Released in 1954, Walt Disney’s interpretation of Jules Verne’s novel has become the best known film version. Starring Kirk Douglas, James Mason, and Peter Lorre, it tells the story of the embittered Captain Nemo and his quest to write the wrongs in the world. One of the best examples of what would later be known as “steam punk”, the film is well remembered for being ahead of it’s time with the technology used. It was presented in CinemaScope, which was still a new technology at the time. Many theaters were still being fitted to support the new presentation style that CinemaScope brought. In addition to a new presentation style, the underwater scenes filmed for the movie were mind blowing for the time.

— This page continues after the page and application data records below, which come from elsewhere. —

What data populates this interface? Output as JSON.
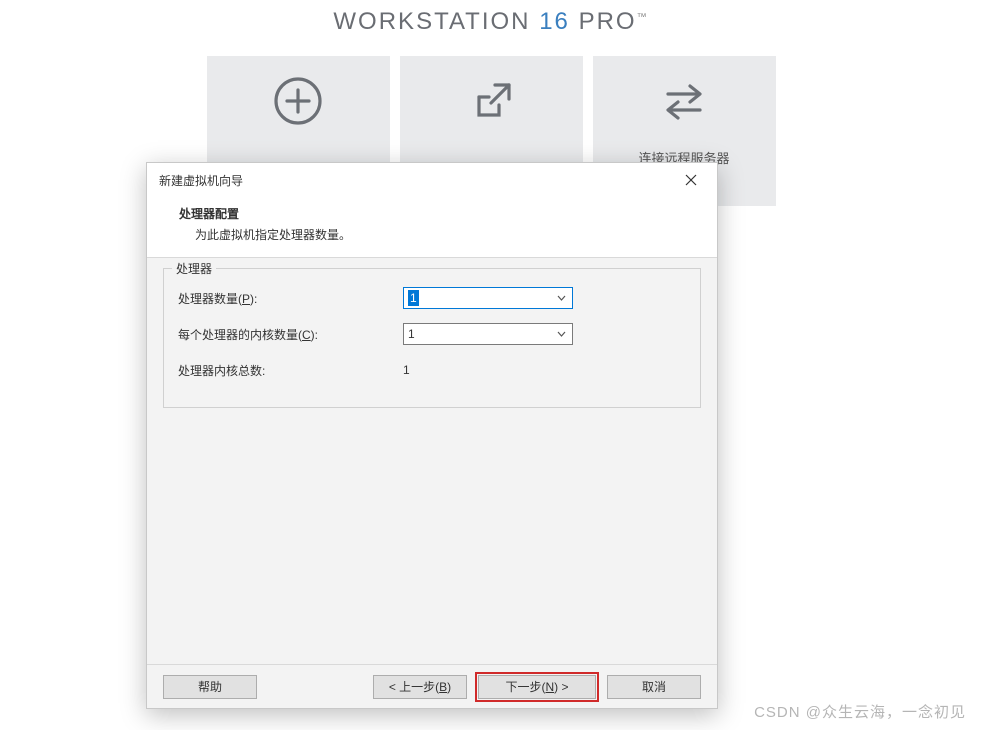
{
  "brand": {
    "word1": "WORKSTATION",
    "word2": "16",
    "word3": "PRO",
    "tm": "™"
  },
  "launcher": {
    "tile3_label": "连接远程服务器"
  },
  "dialog": {
    "title": "新建虚拟机向导",
    "heading": "处理器配置",
    "description": "为此虚拟机指定处理器数量。",
    "group_legend": "处理器",
    "rows": {
      "proc_count_label_pre": "处理器数量(",
      "proc_count_key": "P",
      "proc_count_label_post": "):",
      "proc_count_value": "1",
      "cores_label_pre": "每个处理器的内核数量(",
      "cores_key": "C",
      "cores_label_post": "):",
      "cores_value": "1",
      "total_label": "处理器内核总数:",
      "total_value": "1"
    },
    "buttons": {
      "help": "帮助",
      "back_pre": "< 上一步(",
      "back_key": "B",
      "back_post": ")",
      "next_pre": "下一步(",
      "next_key": "N",
      "next_post": ") >",
      "cancel": "取消"
    }
  },
  "watermark": "CSDN @众生云海，一念初见"
}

Filmed down in the Bahamas and Jamaica, the underwater scenes proved to be difficult, but worth the effort. Even now, they still send a chill up my spine (that could also be the fever) and make me want to don a Victorian Era diving suit. Of course, what every one thinks of when they think of this movie is the infamous Giant Squid fight scene. Originally shot during a calm sunset, the squid fight scene was a joke. Before the time of   the ability to digitally remove cables, the unforgiving sunset and calm waters showed every fake aspect of the giant squid. The filmmakers had to take a step back and figure out what to do with the scene. They had already sunk a lot of money into it and couldn’t just let it go. Walt Disney was visiting the set and saw the problems with the scene. It is said that he then came up with the solution that has made the scene the most remembered of the whole movie.

To be honest, I don’t know what made me stumble out of my bed and put the movie in the dvd player in the first place, but it just was one of those inspired moments. I would watch the movie over and over as well as the hours of special features. It has just become the movie that is engrained in my soul when I get sick. I smile when Kirk Douglas sings “A Whale of a Tale”. I’m completely enthralled when they start to fight off the impossibly giant squid. I even feel pain for Nemo when you start to learn why he is the way he is. It’s just the perfect sick movie for me. You can you try to explain why, but in the end it’s almost impossible to explain. It’s that perfect moment where you are at your lowest and something comes along and makes you happy.

So, dearest readers, let me know: what movie(s) do you just have to watch when you are sick?